The Karu 12 can only make pies that are about 12 inches in size, and though its opening is 3.89 inches tall, it’s still smaller than the Koda 16 and Karu 16 (4.37 and 5.7 inches, respectively.) But, if you want to cook using wood or charcoal, this is your least expensive option. Like the more expensive Karu 16 and Koda 16, the Karu 12’s pizza stone is also 0.6 inches thick, which means it will retain its heat better than the Koda 12 and Fyra 12 — so you’ll have less time to wait between pies. As a bonus, it’s also one of Ooni’s lighter ovens, which makes it more portable than other models.
The Ooni Karu 12G is essentially a scaled-down version of the Karu 16. It has a fold-down glass door so you can see what's cooking, a built-in thermometer (on the right side here, which isn't as easy to read), and it works with wood, charcoal, and propane, if you purchase the gas adapter.
The Karu 12G starts at $429, making it about twice as expensive as the Karu 12, but about $300 less than the Karu 16. The size of the Karu 12G's opening is 3.86 inches, which is a hair smaller than the Karu 12.
The Ooni Karu 16 is the company’s top-of-the-line model, offering the greatest number of features, but also coming with the highest price tag. The Karu 16 costs $799, but you’ll have to tack on another $99 if you want to use it with propane or natural gas. Otherwise, you can use wood chunks or charcoal, which some (like me) would argue delivers a better-tasting pie, even if it’s a bit more work on your end.
Not only does the Karu 16 have the largest cooking area, but it also has the tallest opening of any of Ooni’s ovens, allowing you to make a wider variety of things, such as loaves of bread or even a chicken.
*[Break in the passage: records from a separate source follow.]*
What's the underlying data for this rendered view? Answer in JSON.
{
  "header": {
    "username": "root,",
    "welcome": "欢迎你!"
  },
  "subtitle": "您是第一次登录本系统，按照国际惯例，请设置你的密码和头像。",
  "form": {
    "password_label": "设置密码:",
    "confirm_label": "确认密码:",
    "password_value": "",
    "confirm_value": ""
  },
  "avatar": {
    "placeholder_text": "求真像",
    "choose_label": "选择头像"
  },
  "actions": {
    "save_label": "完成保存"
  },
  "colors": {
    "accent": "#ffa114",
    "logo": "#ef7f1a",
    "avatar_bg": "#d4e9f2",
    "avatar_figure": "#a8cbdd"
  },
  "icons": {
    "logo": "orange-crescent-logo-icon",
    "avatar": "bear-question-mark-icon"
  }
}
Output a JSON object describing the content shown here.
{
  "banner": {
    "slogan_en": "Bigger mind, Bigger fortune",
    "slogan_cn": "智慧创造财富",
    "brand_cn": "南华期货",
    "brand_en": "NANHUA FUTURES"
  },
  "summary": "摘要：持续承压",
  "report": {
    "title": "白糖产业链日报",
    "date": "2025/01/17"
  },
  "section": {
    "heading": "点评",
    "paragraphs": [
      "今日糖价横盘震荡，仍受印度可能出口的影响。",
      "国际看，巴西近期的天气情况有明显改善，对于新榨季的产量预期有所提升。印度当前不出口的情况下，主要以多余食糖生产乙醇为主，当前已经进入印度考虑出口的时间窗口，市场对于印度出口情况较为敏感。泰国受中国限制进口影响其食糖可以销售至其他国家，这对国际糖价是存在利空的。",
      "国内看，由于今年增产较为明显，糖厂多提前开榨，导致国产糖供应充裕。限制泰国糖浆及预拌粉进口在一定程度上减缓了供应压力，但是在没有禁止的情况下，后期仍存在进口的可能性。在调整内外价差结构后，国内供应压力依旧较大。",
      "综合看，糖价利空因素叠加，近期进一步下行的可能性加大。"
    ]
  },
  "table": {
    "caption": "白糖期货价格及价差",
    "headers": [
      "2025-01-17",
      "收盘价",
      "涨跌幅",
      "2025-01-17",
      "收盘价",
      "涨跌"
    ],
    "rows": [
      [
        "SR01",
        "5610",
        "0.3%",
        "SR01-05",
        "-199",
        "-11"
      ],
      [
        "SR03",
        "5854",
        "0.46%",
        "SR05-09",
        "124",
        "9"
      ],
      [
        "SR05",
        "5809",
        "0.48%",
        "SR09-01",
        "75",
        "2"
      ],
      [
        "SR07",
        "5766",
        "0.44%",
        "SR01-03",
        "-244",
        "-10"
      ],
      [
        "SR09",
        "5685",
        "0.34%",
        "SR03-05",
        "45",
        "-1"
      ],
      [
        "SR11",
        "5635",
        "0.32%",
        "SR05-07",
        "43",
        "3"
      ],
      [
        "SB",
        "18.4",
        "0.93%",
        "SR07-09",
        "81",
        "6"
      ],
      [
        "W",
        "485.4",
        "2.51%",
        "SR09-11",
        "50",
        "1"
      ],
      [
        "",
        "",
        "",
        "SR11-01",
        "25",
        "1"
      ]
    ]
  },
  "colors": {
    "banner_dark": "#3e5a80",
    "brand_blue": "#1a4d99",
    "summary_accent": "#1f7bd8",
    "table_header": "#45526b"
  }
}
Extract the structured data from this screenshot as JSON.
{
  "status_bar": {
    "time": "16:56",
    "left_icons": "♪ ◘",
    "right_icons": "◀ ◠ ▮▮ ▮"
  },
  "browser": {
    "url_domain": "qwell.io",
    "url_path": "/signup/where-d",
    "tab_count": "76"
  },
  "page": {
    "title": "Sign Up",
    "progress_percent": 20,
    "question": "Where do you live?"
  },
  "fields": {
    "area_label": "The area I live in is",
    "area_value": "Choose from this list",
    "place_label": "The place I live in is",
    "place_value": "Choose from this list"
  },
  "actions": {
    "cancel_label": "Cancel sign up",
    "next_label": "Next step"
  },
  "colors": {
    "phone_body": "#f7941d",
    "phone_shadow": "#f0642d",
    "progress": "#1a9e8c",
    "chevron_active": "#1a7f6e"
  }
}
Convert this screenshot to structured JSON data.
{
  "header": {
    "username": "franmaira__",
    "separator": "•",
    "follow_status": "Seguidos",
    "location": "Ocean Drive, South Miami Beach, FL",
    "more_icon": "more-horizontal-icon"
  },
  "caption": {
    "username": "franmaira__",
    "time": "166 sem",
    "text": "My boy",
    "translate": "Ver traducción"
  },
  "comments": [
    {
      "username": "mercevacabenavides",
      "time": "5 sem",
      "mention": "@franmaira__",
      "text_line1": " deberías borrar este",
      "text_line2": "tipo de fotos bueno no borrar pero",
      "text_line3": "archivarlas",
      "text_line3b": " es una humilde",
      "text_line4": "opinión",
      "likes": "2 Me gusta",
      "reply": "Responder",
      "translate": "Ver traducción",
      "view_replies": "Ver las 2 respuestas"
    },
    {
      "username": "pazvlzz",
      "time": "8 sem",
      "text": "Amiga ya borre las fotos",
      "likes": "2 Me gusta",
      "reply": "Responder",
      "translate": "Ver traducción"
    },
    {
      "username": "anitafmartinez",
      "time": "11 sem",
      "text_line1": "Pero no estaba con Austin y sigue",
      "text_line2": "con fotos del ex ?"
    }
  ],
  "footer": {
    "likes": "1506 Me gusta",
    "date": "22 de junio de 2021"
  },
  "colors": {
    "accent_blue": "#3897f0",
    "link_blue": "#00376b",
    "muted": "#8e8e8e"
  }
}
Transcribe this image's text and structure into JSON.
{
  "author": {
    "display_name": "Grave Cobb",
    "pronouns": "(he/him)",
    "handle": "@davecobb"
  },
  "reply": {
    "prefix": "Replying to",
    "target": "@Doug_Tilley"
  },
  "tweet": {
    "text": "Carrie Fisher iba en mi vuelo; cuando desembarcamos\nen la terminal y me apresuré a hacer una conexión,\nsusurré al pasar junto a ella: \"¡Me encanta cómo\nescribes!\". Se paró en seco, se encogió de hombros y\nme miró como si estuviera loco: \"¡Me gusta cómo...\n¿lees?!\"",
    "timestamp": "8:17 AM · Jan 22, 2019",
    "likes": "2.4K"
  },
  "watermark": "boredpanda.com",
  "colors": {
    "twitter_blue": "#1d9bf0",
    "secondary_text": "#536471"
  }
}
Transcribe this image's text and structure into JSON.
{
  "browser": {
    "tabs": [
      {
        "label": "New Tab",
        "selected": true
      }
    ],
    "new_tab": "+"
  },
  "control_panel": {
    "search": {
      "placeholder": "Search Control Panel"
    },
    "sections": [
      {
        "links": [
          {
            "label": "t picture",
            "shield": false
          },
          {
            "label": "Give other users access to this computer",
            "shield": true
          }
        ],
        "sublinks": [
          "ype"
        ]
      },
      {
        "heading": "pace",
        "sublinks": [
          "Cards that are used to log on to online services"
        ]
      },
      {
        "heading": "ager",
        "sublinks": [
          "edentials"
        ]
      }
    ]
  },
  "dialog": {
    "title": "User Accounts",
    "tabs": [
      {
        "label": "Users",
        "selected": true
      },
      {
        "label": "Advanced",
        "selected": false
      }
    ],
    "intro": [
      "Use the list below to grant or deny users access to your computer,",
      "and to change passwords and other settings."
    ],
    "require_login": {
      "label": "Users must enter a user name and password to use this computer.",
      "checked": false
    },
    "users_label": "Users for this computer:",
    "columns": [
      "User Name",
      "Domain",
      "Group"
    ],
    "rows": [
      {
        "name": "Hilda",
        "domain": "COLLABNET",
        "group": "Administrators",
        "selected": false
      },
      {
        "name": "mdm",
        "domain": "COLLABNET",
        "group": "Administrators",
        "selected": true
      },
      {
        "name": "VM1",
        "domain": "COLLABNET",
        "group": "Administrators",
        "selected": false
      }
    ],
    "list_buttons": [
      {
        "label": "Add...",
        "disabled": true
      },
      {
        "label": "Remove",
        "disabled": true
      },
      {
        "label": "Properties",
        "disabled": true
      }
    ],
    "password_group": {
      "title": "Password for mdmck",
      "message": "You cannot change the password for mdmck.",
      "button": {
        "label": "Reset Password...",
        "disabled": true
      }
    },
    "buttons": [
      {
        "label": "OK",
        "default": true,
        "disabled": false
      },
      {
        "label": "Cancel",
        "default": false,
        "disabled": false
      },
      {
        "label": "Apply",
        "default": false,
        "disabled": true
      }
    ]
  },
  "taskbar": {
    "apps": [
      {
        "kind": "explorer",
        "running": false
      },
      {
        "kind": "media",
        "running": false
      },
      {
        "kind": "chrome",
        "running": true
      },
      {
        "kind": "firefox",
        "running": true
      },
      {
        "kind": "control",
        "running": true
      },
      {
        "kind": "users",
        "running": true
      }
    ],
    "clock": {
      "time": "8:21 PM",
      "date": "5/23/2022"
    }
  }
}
I also love the Karu 16’s glass door, which lets you easily look into the oven to see how well it’s cooking, without you losing all the heat.
The Karu 16 is the sole model in Ooni’s lineup with a built-in thermometer. While I advise that anyone who is serious about making pizzas invest in a laser thermometer, it’s a nice addition. Aside from its price, the only other drawback to the Karu 16 is its size and weight. At 62 pounds, it’s not an oven you’ll want to carry around. But once you start making pizzas in the Karu 16, everyone is going to come to you.
Ooni's first indoor pizza oven, the Volt 12 uses electricity, rather than wood, charcoal, or gas to cook your pies. It has a flip-down door with a glass front, so you can watch your pizza as it's cooking.
Three dials on the front of the Volt 12 let you manually adjust the oven's temperature (up to 850 degrees F) and control both the upper and lower heating elements.
While Ooni says the Volt 12 can only reach temperatures of around 850 degrees — about 100 degrees lower than its outdoor ovens — it says that the Volt 12 can cook a pizza in as little as 90 seconds, which is on a par with the rest of the company's models.